Author Archives: academicsforthefutureofscience

A Personal Perspective on Science; the AAAS President’s Address at the 2017 AAAS Meeting

As an introduction to this session, Dr. Geraldine Richmond (Presidential Chair in Science and Professor of Chemistry, University of Oregon) first spoke of the AAAS meeting as being an interdisciplinary meeting, and of global nature. To this latter point, Richmond‘s assertion that “science depends on openness, transparency, and the freeflow of ideas and people” is […]

Naomi Oreskes: The Scientist as Sentinel – a Talk at the 2017 AAAS Meeting

At this year’s AAAS meeting Dr. Naomi Oreskes, Professor of the History of Science at Harvard University, gave one of the meeting’s most inspirational talks; “The Scientist as Sentinel.” This title is in itself an interesting idea. If we think about the definition of sentinel, which is “a soldier or guard whose job is to […]

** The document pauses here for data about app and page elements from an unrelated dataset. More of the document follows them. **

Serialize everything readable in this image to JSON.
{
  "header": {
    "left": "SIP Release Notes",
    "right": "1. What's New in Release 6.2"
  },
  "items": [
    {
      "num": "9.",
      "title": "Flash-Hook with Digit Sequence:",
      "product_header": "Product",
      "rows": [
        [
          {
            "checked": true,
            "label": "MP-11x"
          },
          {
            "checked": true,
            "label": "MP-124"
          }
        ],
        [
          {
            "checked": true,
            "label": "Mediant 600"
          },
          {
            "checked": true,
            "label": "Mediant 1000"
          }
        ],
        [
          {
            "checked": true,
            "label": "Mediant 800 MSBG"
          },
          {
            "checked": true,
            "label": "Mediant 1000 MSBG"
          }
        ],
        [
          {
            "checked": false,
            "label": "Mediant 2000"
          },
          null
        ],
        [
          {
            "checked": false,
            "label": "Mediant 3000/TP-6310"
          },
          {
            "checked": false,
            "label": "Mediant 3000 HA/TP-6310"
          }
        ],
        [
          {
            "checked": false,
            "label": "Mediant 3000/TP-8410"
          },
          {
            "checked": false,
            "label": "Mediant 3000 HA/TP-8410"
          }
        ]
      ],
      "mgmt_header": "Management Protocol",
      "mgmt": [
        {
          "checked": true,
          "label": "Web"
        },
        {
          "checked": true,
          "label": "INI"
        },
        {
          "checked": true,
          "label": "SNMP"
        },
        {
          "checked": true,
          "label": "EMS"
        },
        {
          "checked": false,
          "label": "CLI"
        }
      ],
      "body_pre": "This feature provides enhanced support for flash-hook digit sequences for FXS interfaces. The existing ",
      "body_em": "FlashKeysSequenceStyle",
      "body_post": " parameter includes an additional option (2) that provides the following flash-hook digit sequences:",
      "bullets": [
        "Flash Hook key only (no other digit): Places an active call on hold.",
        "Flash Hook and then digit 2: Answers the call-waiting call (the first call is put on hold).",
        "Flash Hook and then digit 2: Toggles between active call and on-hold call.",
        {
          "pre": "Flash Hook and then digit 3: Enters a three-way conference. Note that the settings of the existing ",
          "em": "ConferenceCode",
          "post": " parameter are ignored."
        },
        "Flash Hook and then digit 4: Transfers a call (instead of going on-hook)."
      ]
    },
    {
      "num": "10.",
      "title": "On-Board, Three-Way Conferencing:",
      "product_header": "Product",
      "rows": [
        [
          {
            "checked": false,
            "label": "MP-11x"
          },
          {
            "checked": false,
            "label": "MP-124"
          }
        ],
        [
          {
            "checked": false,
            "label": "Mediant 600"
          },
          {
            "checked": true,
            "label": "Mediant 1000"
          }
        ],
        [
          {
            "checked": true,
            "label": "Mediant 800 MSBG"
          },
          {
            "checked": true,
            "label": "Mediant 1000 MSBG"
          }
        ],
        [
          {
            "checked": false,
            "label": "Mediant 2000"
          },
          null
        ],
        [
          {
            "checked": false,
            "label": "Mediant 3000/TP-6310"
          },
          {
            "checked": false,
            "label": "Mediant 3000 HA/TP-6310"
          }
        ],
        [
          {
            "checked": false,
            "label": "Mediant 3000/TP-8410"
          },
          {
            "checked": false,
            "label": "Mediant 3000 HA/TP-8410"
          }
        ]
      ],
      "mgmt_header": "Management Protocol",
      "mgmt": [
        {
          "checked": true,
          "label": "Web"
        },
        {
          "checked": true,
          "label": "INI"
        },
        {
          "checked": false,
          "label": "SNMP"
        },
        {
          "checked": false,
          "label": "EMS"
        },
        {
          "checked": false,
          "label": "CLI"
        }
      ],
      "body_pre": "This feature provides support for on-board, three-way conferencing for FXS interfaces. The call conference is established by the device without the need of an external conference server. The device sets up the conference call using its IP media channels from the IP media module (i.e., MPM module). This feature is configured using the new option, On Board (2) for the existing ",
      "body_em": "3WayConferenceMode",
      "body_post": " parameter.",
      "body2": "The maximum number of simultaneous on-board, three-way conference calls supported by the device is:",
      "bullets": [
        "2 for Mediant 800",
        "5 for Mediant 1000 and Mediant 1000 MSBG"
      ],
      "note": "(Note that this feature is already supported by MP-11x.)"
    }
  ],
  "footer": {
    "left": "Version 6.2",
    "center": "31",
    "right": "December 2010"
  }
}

The NIH Grant Support Index: Help for Young Scientists or Collaboration-Killer?

The National Institutes of Health recently released a proposal to cap researchers’ “Grant Support Index”. In effect, each grant type counts for a certain number of “GSI points”, with the R01 (the flagship independent-investigator award) counting for 7 points. The full scale is described in NIH’s GSI blog post linked above, and the rationale for […]

Now that we have Marched for Science, what’s next for science advocacy in Boston?

          It is an unprecedented time for science enthusiasm. Last fall science was barely mentioned in the election. We know because we wrote a blog post about it and had a hard time digging up any mention of science by the candidates. Now over a million people marched for for science […]

How Early Career Scientists Can Serve Science Through Policy: a Workshop at the 2017 AAAS Meeting

Early career researchers aspire to engage with society while still pursuing their research careers. They may engage by contributing directly to policy decisions or by becoming community advocates. This type of engagement is critical for making the public understand what science is and what scientists do. At the same time, it gives junior scientists multiple […]

Why should you march for science?

Update: AFS are officially partnered with the March for Science Boston as well as the National March for Science, join us at the march and come find our table on Boston Common on April 22 or check for updates to our Facebook group to meet up with us in D.C. If you’re not in the Boston or D.C. area, find […]

Real world evidence and the 21st Century Cures Act

Late last year, US Congress passed the 21st Century Cures Act,* a bipartisan bill that would increase funding for medical research, reevaluate the current mental health systems in the US and enhance the regulatory requirements for pharmaceuticals and medical devices. I am compelled to write a piece on a very interesting amendment to the law: […]


On the day of President Trump’s inauguration, we thought it would be good to highlight some of the key issues from the last week that could impact the future of science and research in the US over the course of the next administration. Trump nominees discussing science Over the last week, Donald Trump’s choices for key […]

How can young trainees improve the scientific enterprise?

The scientific enterprise is at a crossroads. More and more young trainees are leaving academia every day. This is a very present phenomenon, which leaves me wondering what will happen to the biomedical research enterprise in the future. Will it become more sustainable because there are fewer researchers to support, or will it fall apart […]

The Federal Budget Process: a critical time for the future of scientific research

Progress in scientific research depends on reliable and consistent funding. One of the worst things that can happen to federally funded research programs is uncertainty over funding levels or even worse, a government shutdown. In order to try and prevent such an event from occurring, we are asking you to contact your local representatives and […]